The Czar’s Madman by Jaan Kross


spotted on Nancy’s update

Translated by Anselm Hollo from the Finish edition by Ivo Iliste: so this is a translation of a translation uh-oh!

Estonia under Imperial Russia 1850

Opening: First, let me recall the occasion that impelled me to begin this journal.

Alexander I of Russia

Schlusselburg Fortress

The ‘Mad’ Tsar, Paul I

The translation is a bit ropey, however one becomes so engrossed in the story, that doesn’t seem to matter. Started to get well and truly fed up with the journal-keeping bro’ by page 100 or so.

Toyed between 3 and 4* and went for the lower because of the translation and that annoying brother. That said, I am pleased to have read another perspective on the era that leads up to the revolution.

The Thirty Years War by Cicely Veronica Wedgwood

bookshelves: summer-2013, published-1938, war, nonfiction, history, fraudio

Read in August, 2013

Narrated by Charlton Griffin

nonfic> hist> central european war> prossies versus catlicks

The second defenestration of Prague. (The First Defenestration of Prague involved the killing of seven members of the city council by a crowd of radical Czech Hussites on 30 July 1419.)

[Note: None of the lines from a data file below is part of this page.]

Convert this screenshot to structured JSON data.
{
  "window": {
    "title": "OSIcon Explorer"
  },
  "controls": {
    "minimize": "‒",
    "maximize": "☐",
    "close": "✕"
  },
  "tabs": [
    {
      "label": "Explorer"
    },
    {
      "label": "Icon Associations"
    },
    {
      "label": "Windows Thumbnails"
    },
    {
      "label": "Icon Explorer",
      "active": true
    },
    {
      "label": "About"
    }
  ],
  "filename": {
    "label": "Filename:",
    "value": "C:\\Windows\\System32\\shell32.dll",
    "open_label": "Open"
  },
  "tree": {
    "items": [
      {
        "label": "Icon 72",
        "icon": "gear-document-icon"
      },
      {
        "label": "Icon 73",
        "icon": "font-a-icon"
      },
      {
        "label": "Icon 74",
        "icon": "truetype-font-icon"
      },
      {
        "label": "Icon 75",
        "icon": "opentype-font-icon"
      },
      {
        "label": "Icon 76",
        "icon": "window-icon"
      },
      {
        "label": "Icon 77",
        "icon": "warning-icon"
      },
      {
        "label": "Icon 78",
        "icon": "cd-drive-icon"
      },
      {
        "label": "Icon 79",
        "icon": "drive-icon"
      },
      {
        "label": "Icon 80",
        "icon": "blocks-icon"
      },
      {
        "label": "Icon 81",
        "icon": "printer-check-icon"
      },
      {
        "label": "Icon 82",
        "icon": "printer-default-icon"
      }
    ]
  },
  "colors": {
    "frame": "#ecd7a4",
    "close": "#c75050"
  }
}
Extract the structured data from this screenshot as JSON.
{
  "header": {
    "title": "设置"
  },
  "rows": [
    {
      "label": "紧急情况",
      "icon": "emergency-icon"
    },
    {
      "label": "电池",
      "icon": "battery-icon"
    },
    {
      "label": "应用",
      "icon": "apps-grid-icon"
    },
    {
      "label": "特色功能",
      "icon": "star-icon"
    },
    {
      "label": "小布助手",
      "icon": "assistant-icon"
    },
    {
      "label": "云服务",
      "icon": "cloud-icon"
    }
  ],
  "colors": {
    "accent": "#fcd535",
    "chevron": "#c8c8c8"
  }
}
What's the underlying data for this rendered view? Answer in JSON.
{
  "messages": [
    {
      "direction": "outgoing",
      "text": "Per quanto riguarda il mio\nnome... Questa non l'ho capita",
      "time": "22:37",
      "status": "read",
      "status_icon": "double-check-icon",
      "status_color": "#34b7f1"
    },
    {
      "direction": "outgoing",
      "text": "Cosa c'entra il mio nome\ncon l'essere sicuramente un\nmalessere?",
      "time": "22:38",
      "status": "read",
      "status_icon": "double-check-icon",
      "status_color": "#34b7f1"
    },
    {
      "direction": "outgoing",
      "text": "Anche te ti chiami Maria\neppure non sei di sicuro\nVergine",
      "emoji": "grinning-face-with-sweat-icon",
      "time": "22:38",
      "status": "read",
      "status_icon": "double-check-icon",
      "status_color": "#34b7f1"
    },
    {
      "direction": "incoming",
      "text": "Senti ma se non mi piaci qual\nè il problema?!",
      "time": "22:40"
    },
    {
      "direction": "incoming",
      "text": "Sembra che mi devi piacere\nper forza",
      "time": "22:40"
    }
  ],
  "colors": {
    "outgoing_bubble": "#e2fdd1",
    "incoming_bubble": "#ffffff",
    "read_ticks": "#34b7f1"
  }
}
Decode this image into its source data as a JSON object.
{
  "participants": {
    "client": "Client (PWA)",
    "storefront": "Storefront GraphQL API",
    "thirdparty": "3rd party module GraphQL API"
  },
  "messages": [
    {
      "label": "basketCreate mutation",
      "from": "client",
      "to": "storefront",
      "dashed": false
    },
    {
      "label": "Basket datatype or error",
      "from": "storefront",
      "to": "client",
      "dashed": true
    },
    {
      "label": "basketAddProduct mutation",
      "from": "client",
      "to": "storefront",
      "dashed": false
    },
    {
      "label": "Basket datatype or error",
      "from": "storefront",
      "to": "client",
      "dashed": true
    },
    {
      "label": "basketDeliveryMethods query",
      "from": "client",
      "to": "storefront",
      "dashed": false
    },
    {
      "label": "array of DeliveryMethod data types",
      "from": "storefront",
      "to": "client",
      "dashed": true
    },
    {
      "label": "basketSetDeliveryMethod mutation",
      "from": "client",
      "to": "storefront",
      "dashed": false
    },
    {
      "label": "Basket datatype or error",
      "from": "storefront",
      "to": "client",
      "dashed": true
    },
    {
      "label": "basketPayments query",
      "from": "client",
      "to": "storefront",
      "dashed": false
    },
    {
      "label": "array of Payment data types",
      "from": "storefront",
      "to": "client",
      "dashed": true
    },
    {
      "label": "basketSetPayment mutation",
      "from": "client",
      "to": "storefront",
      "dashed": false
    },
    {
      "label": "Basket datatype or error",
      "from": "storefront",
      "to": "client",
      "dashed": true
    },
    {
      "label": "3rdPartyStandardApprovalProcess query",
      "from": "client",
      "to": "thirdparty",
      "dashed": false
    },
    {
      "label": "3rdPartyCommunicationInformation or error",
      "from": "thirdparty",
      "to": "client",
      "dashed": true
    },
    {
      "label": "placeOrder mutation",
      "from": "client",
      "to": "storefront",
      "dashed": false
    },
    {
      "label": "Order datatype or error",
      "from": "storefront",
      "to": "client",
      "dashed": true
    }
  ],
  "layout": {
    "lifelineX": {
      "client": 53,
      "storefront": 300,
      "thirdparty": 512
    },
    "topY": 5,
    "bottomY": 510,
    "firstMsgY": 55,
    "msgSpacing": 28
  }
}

Starting 1618, central europe errupted into a series of politico-religious conflicts that near bankrupted all of the (many) contestants, and the body count, according to wiki was, can you guess?: [8,000,000 including civilians. (hide spoiler)]

Utter lunacy.

Dense pedant-friendly text that covers all pretty well, yet some writers have a knack of drawing in a reader, so am left with the feeling that Tuchman, Massie and Fraser would have done a slightly better job. but we will never know.

The Stockholm Octavo

bookshelves: paper-read, historical-fiction, sweden, gambling, bedside, autumn-2013, stockholm, paris, spies, published-2012, amusing, france, summer-2013

Recommended to ☯Bettie☯ by: Jeanette (jema)
Read from August 13 to September 07, 2013

Dedication: For Erik

French/Swedish timelines 1770-1792


Arte et Marte(Art and War); Inscription over the entrance to Riddarhuset – The House of Nobles – in Stockholm

Chapter One: Stockholm 1789

Stockholm is called the Venice of the North, and with good reason. Travellers claim that it is just as complex, just as grand, and just as mysterious as its sister in the south.

A light-hearted and novel way to retell a significant piece of Swedish history. It is not essential to know this history before reading because it is all laid out rather well, however if the history is known there well be more ‘aaah’ moments in the reading.

Needless to say, this had all the right ingredients and I loved it; dare say that Engelmann may be contemplating a sequel, the historical backdrop for what happened next is just as scintillating a subject.


Gifted from Jeanette, and a lovely pack of tarot cards to go with it.

Thanks You J, A super gift. And of the postcards, Karin Boye is my favourite. There is such a lovely statue of her near the top of Avenyn, to the left as you climb up towards Poseidon.

Also, the photo; is that of sand dunes in Skellefteå? I see you have a swimming pool up there.